Written by Ellen Ryan

Individually, we are one drop.
Together, we are an ocean.
~ R. Satoro

Let’s begin the New Year by reflecting on the healing power of social connections.

It is easy to be paralyzed by the challenges facing Canada and the world at the beginning of 2022. I have been inspired by two writers to focus on our innate skill in creating life-giving social relationships and supporting healthy aging through community.


Dr. Vivek Murthy, the former US surgeon general (chief public health physician), writes about the Loneliness pandemic affecting young and old across North America. Loneliness maims and it kills. Murthy outlines societal strategies to promote community but focuses on how we as individuals can promote our own health as well as heal our social world.

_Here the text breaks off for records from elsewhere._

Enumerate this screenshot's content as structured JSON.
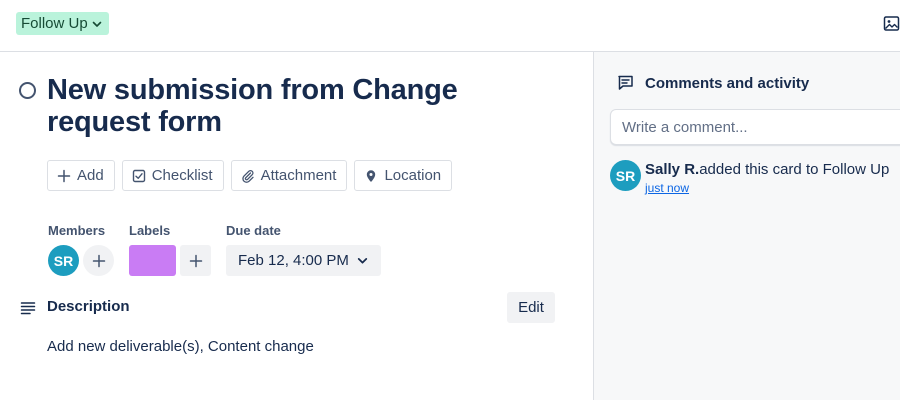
{
  "header": {
    "list_name": "Follow Up",
    "list_pill_color": "#baf3db",
    "cover_icon": "image-icon"
  },
  "card": {
    "title": "New submission from Change request form",
    "actions": [
      {
        "label": "Add",
        "icon": "plus-icon"
      },
      {
        "label": "Checklist",
        "icon": "checkbox-icon"
      },
      {
        "label": "Attachment",
        "icon": "paperclip-icon"
      },
      {
        "label": "Location",
        "icon": "location-pin-icon"
      }
    ],
    "members": {
      "label": "Members",
      "items": [
        {
          "initials": "SR",
          "color": "#1d9dbf"
        }
      ]
    },
    "labels": {
      "label": "Labels",
      "items": [
        {
          "color": "#c97cf4"
        }
      ]
    },
    "due_date": {
      "label": "Due date",
      "value": "Feb 12, 4:00 PM"
    },
    "description": {
      "heading": "Description",
      "edit_label": "Edit",
      "text": "Add new deliverable(s), Content change"
    }
  },
  "sidebar": {
    "heading": "Comments and activity",
    "comment_placeholder": "Write a comment...",
    "activity": [
      {
        "initials": "SR",
        "user": "Sally R.",
        "action": "added this card to Follow Up",
        "time": "just now"
      }
    ]
  }
}
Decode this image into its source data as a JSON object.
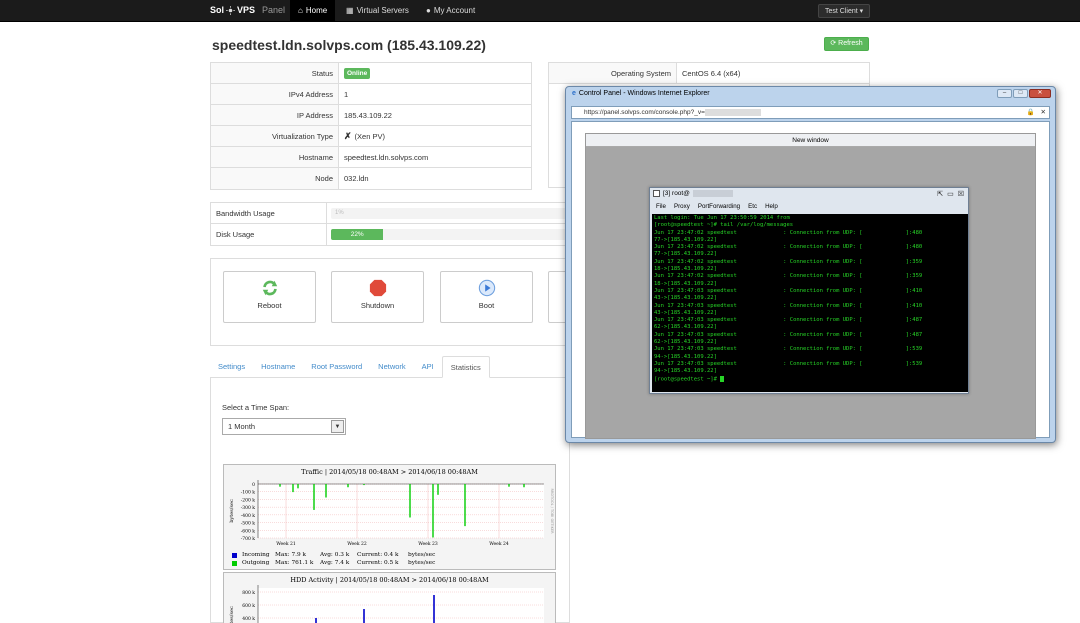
{
  "navbar": {
    "brand_a": "Sol",
    "brand_b": "VPS",
    "brand_c": "Panel",
    "items": [
      {
        "label": "Home",
        "icon": "home-icon"
      },
      {
        "label": "Virtual Servers",
        "icon": "grid-icon"
      },
      {
        "label": "My Account",
        "icon": "user-icon"
      }
    ],
    "user_label": "Test Client"
  },
  "page": {
    "title": "speedtest.ldn.solvps.com (185.43.109.22)",
    "refresh_label": "Refresh"
  },
  "info": {
    "status_label": "Status",
    "status_value": "Online",
    "ipv4_label": "IPv4 Address",
    "ipv4_value": "1",
    "ip_label": "IP Address",
    "ip_value": "185.43.109.22",
    "virt_label": "Virtualization Type",
    "virt_value": "(Xen PV)",
    "hostname_label": "Hostname",
    "hostname_value": "speedtest.ldn.solvps.com",
    "node_label": "Node",
    "node_value": "032.ldn",
    "os_label": "Operating System",
    "os_value": "CentOS 6.4 (x64)"
  },
  "usage": {
    "bandwidth_label": "Bandwidth Usage",
    "bandwidth_text": "1%",
    "bandwidth_fraction": 0.01,
    "disk_label": "Disk Usage",
    "disk_text": "22%",
    "disk_fraction": 0.22
  },
  "actions": [
    {
      "label": "Reboot",
      "icon": "reboot-icon"
    },
    {
      "label": "Shutdown",
      "icon": "shutdown-icon"
    },
    {
      "label": "Boot",
      "icon": "boot-icon"
    }
  ],
  "tabs": [
    "Settings",
    "Hostname",
    "Root Password",
    "Network",
    "API",
    "Statistics"
  ],
  "active_tab": "Statistics",
  "stats": {
    "timespan_label": "Select a Time Span:",
    "timespan_value": "1 Month"
  },
  "traffic_graph": {
    "title": "Traffic | 2014/05/18 00:48AM > 2014/06/18 00:48AM",
    "ylabel": "bytes/sec",
    "yticks": [
      "0",
      "-100 k",
      "-200 k",
      "-300 k",
      "-400 k",
      "-500 k",
      "-600 k",
      "-700 k"
    ],
    "xticks": [
      "Week 21",
      "Week 22",
      "Week 23",
      "Week 24"
    ],
    "side_label": "RRDTOOL / TOBI OETIKER",
    "legend": [
      {
        "name": "Incoming",
        "max": "Max:   7.9 k",
        "avg": "Avg:   0.3 k",
        "cur": "Current:   0.4 k",
        "unit": "bytes/sec",
        "color": "#0000cc"
      },
      {
        "name": "Outgoing",
        "max": "Max: 761.1 k",
        "avg": "Avg:   7.4 k",
        "cur": "Current:   0.5 k",
        "unit": "bytes/sec",
        "color": "#00cc00"
      }
    ],
    "spikes": [
      0.05,
      0.15,
      0.08,
      0.48,
      0.25,
      0.06,
      0.02,
      0.62,
      0.99,
      0.2,
      0.78,
      0.05,
      0.06
    ]
  },
  "hdd_graph": {
    "title": "HDD Activity | 2014/05/18 00:48AM > 2014/06/18 00:48AM",
    "ylabel": "bytes/sec",
    "yticks": [
      "800 k",
      "600 k",
      "400 k"
    ]
  },
  "ie": {
    "title": "Control Panel - Windows Internet Explorer",
    "url": "https://panel.solvps.com/console.php?_v=",
    "inner_title": "New window"
  },
  "terminal": {
    "title": "[3] root@",
    "menu": [
      "File",
      "Proxy",
      "PortForwarding",
      "Etc",
      "Help"
    ],
    "lines": [
      "Last login: Tue Jun 17 23:50:59 2014 from",
      "",
      "[root@speedtest ~]# tail /var/log/messages",
      "Jun 17 23:47:02 speedtest              : Connection from UDP: [             ]:480",
      "77->[185.43.109.22]",
      "Jun 17 23:47:02 speedtest              : Connection from UDP: [             ]:480",
      "77->[185.43.109.22]",
      "Jun 17 23:47:02 speedtest              : Connection from UDP: [             ]:359",
      "18->[185.43.109.22]",
      "Jun 17 23:47:02 speedtest              : Connection from UDP: [             ]:359",
      "18->[185.43.109.22]",
      "Jun 17 23:47:03 speedtest              : Connection from UDP: [             ]:410",
      "43->[185.43.109.22]",
      "Jun 17 23:47:03 speedtest              : Connection from UDP: [             ]:410",
      "43->[185.43.109.22]",
      "Jun 17 23:47:03 speedtest              : Connection from UDP: [             ]:487",
      "62->[185.43.109.22]",
      "Jun 17 23:47:03 speedtest              : Connection from UDP: [             ]:487",
      "62->[185.43.109.22]",
      "Jun 17 23:47:03 speedtest              : Connection from UDP: [             ]:539",
      "94->[185.43.109.22]",
      "Jun 17 23:47:03 speedtest              : Connection from UDP: [             ]:539",
      "94->[185.43.109.22]",
      "[root@speedtest ~]# "
    ]
  },
  "colors": {
    "success": "#5cb85c",
    "link": "#428bca",
    "terminal_fg": "#27d427",
    "navbar": "#1b1b1b"
  }
}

Four Strategies to build healing connections:      

  1. Spend time each day with those you love. Connect in person where possible, but also by phone and online.
  2. Focus on each other. Practice wholehearted, full-attention listening.
  3. Embrace solitude. Build your reserves through meditation, prayer, outdoor walks, music, journaling and art.
  4. Help and be helped. Service, a form of human connection, maintains a sense of purpose and belonging.  In aging, we learn to be helped and see it as a way of weaving community.


Celebrated author Mark Nepo argues that we humans can rebuild a sense of community in North America by realizing we are More Together Than Alone. 

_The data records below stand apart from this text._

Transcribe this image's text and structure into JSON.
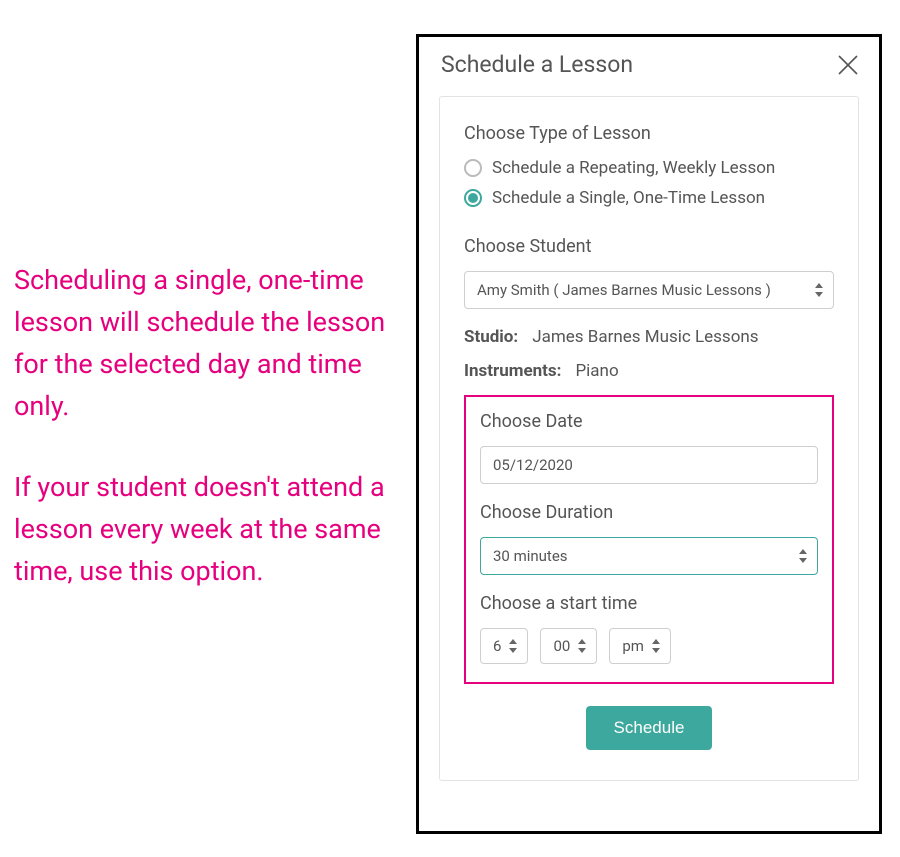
{
  "help": {
    "p1": "Scheduling a single, one-time lesson will schedule the lesson for the selected day and time only.",
    "p2": "If your student doesn't attend a lesson every week at the same time, use this option."
  },
  "modal": {
    "title": "Schedule a Lesson",
    "lesson_type": {
      "label": "Choose Type of Lesson",
      "option_repeating": "Schedule a Repeating, Weekly Lesson",
      "option_single": "Schedule a Single, One-Time Lesson",
      "selected": "single"
    },
    "student": {
      "label": "Choose Student",
      "value": "Amy Smith ( James Barnes Music Lessons )"
    },
    "studio": {
      "k": "Studio:",
      "v": "James Barnes Music Lessons"
    },
    "instruments": {
      "k": "Instruments:",
      "v": "Piano"
    },
    "date": {
      "label": "Choose Date",
      "value": "05/12/2020"
    },
    "duration": {
      "label": "Choose Duration",
      "value": "30 minutes"
    },
    "start_time": {
      "label": "Choose a start time",
      "hour": "6",
      "minute": "00",
      "ampm": "pm"
    },
    "submit": "Schedule"
  }
}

Connected to a brief video, this book offers practice guidelines to help people tell and listen to stories in small groups as a strategy to weave a tapestry to support the growth of community over individual isolation and otherness.

As Wendell Berry says, “Community exists only when people know each other’s stories.”

So, let’s build hope and resilience among all generations by fostering social connections which contribute to a sense of belonging and community.